[Data records for software interfaces]
============

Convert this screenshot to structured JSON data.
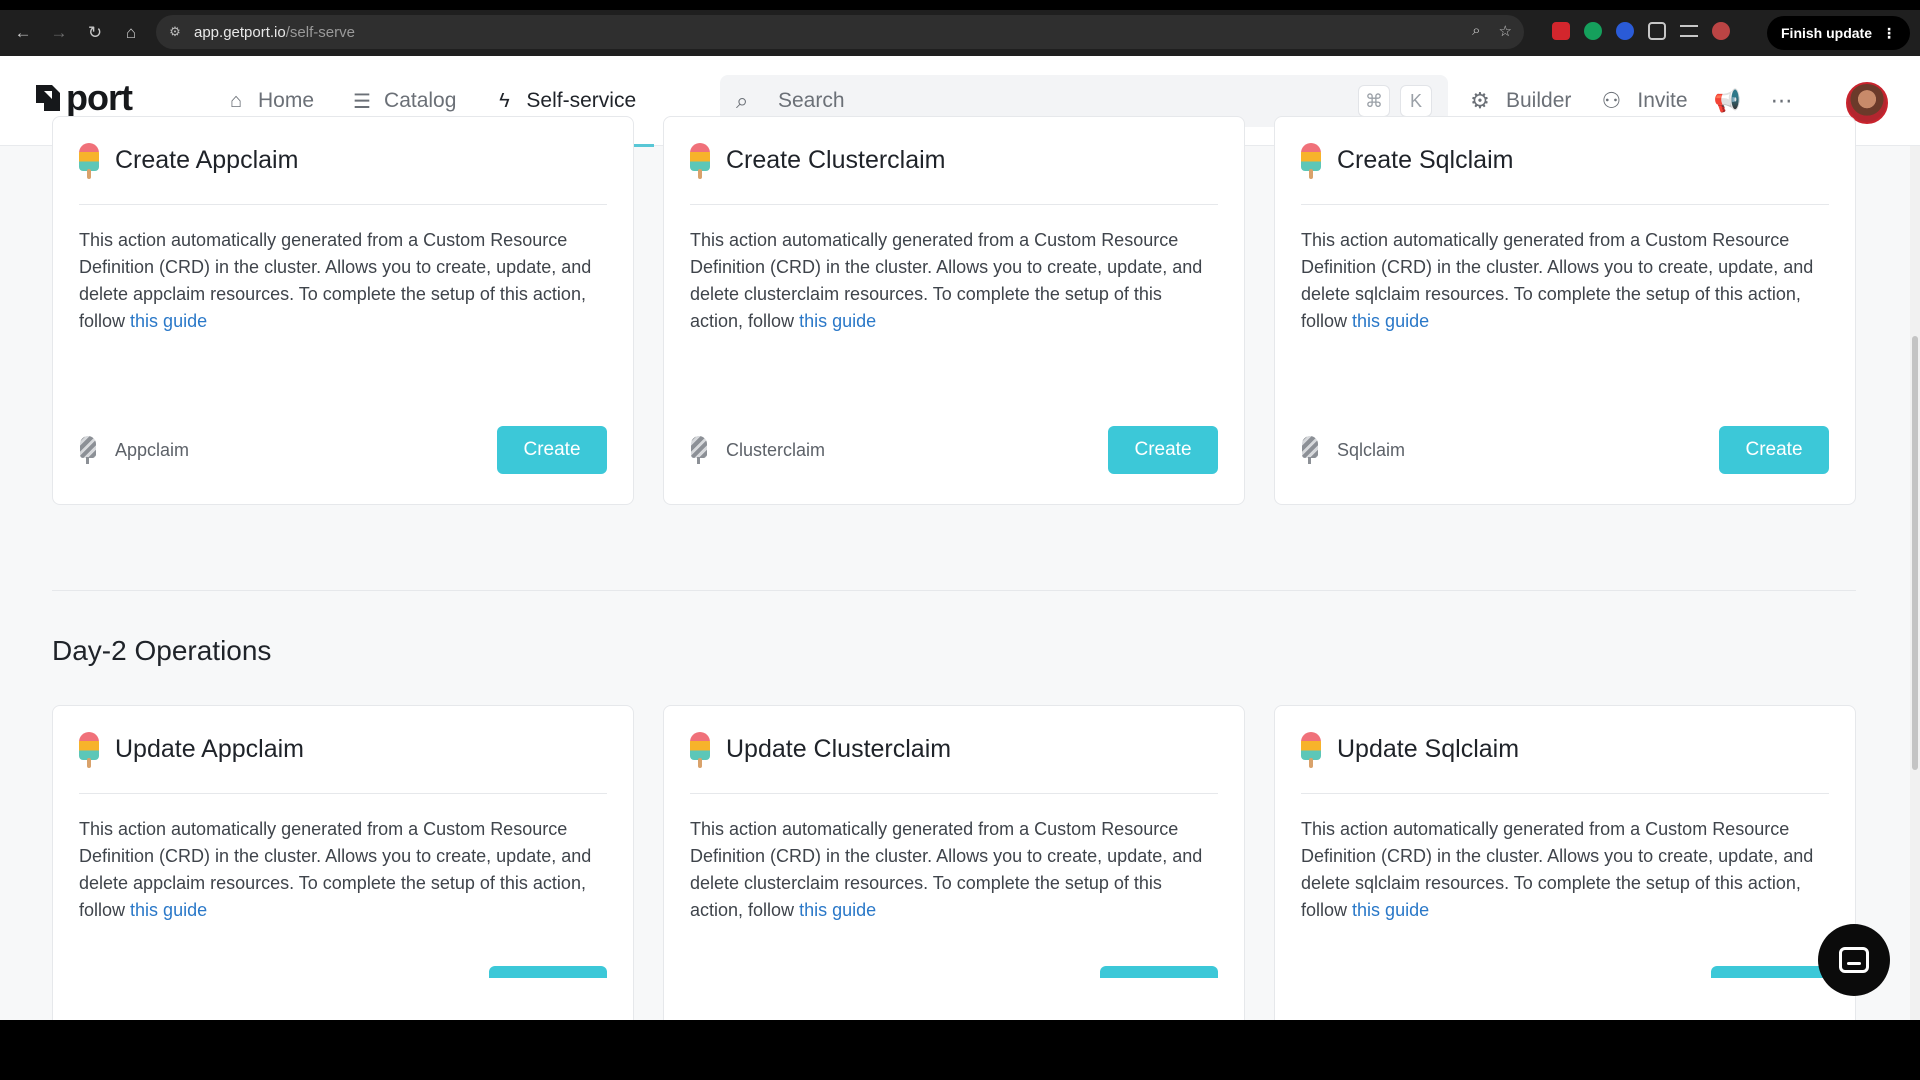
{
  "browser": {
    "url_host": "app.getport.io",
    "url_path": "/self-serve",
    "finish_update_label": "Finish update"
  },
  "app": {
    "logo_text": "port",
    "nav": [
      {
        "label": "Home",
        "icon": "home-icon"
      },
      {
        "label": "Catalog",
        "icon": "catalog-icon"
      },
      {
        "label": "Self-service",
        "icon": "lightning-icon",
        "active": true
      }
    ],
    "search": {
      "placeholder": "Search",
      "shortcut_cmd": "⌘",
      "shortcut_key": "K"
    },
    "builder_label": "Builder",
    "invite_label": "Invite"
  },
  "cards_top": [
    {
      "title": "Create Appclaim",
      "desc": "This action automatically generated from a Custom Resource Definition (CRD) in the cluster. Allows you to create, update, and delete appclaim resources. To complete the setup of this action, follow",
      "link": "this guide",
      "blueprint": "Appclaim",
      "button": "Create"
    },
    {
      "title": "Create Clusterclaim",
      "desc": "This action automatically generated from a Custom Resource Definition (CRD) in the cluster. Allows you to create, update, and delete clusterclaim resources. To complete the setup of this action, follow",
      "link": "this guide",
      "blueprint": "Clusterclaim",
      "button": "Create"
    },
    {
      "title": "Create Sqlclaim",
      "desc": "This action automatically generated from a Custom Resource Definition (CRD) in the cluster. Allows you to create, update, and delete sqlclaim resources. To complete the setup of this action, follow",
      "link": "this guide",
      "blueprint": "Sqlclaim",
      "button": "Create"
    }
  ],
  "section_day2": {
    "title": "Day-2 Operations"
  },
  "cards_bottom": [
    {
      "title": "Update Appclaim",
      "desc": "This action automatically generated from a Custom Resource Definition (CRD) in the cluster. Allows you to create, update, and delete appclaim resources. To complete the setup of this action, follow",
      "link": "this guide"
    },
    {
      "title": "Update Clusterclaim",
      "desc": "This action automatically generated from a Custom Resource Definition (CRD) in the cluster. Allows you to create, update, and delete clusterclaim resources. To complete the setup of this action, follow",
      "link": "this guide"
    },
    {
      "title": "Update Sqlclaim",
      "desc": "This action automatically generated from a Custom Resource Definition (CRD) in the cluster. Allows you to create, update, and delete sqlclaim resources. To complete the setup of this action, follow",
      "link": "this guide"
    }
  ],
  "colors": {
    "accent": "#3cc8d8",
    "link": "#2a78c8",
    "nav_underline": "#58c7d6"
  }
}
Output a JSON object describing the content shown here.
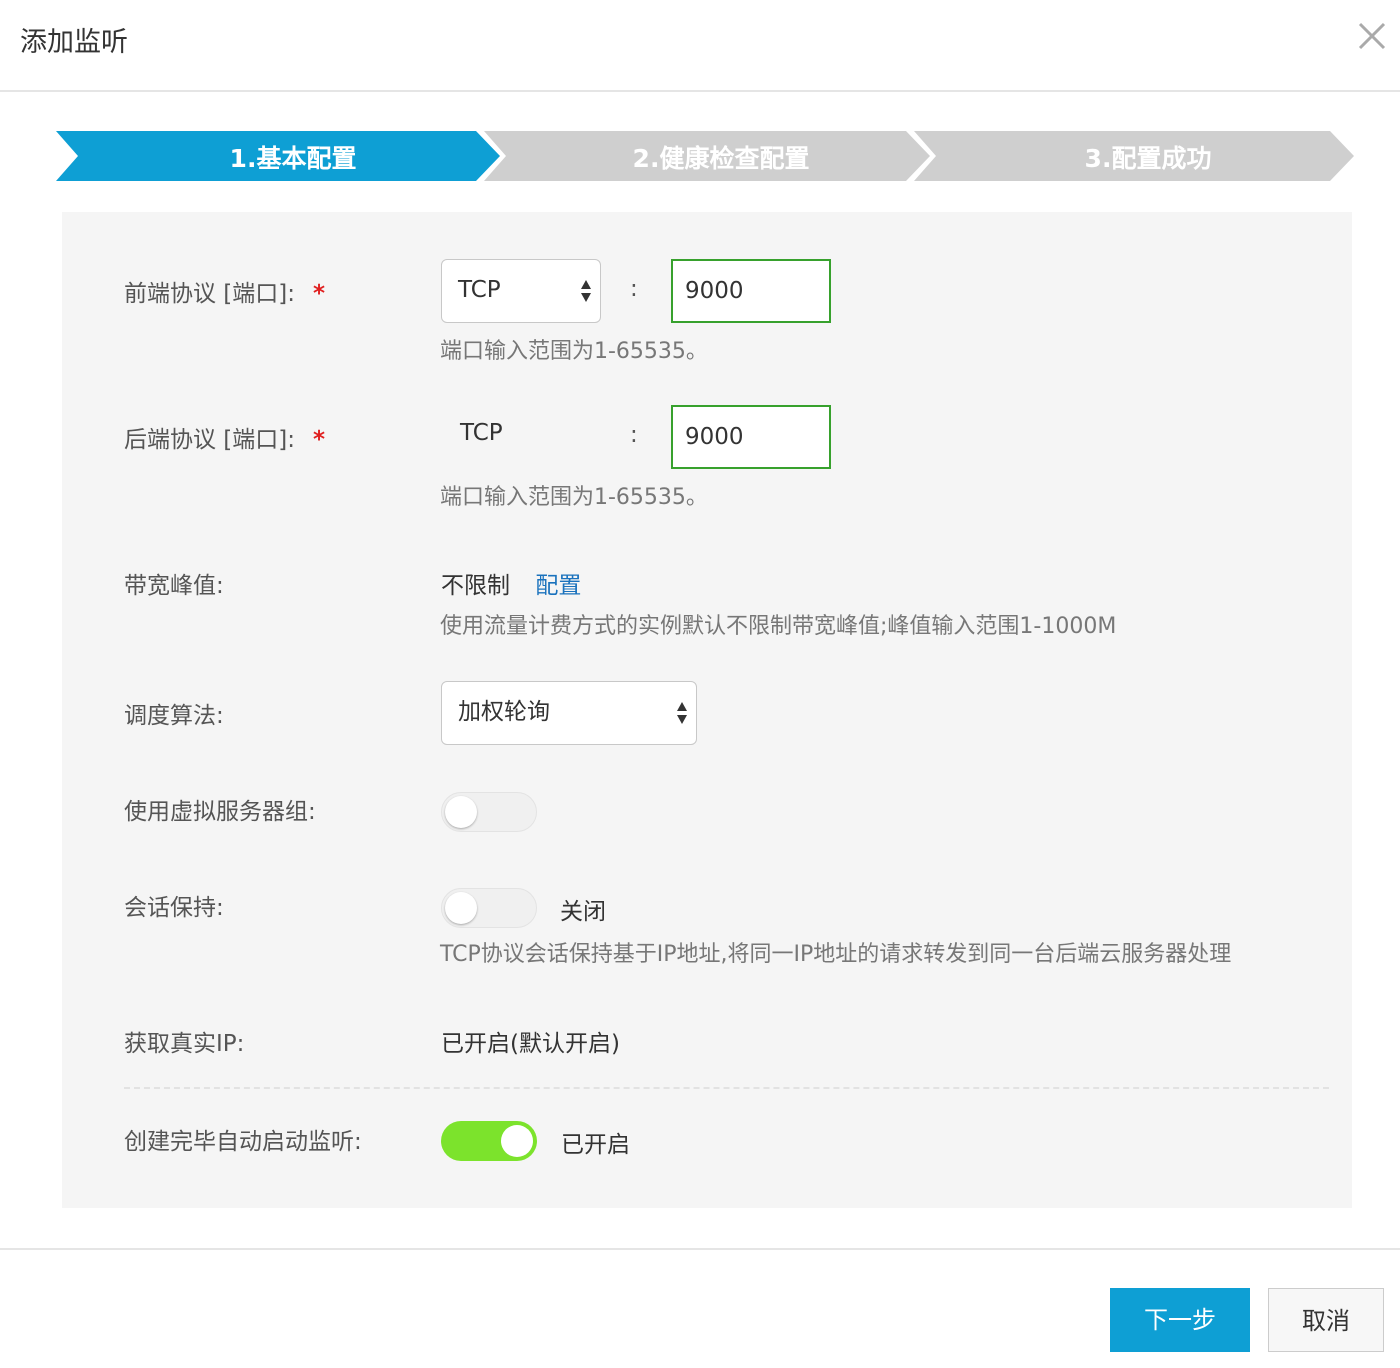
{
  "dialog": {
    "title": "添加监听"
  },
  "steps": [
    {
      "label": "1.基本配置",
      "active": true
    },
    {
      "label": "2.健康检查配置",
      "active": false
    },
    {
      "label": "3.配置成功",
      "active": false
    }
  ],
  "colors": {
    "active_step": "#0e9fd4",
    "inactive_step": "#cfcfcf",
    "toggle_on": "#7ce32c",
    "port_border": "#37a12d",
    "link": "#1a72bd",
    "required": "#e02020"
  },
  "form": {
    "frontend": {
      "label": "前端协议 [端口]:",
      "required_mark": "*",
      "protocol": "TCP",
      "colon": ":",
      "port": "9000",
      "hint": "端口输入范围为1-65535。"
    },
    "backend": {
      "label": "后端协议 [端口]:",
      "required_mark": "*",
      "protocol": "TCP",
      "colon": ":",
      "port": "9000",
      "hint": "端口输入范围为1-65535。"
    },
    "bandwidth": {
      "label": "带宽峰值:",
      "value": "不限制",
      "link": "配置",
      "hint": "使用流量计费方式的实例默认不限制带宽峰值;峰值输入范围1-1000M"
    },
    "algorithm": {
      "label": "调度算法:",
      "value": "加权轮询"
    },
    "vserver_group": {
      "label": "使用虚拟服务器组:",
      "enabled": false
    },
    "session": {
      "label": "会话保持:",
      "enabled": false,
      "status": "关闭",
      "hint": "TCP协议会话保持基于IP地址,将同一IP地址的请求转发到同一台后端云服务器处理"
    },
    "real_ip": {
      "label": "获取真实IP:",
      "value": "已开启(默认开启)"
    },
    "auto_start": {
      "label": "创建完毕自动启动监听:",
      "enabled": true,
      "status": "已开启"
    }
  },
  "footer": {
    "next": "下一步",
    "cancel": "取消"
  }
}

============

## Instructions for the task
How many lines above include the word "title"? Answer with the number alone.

## Response
8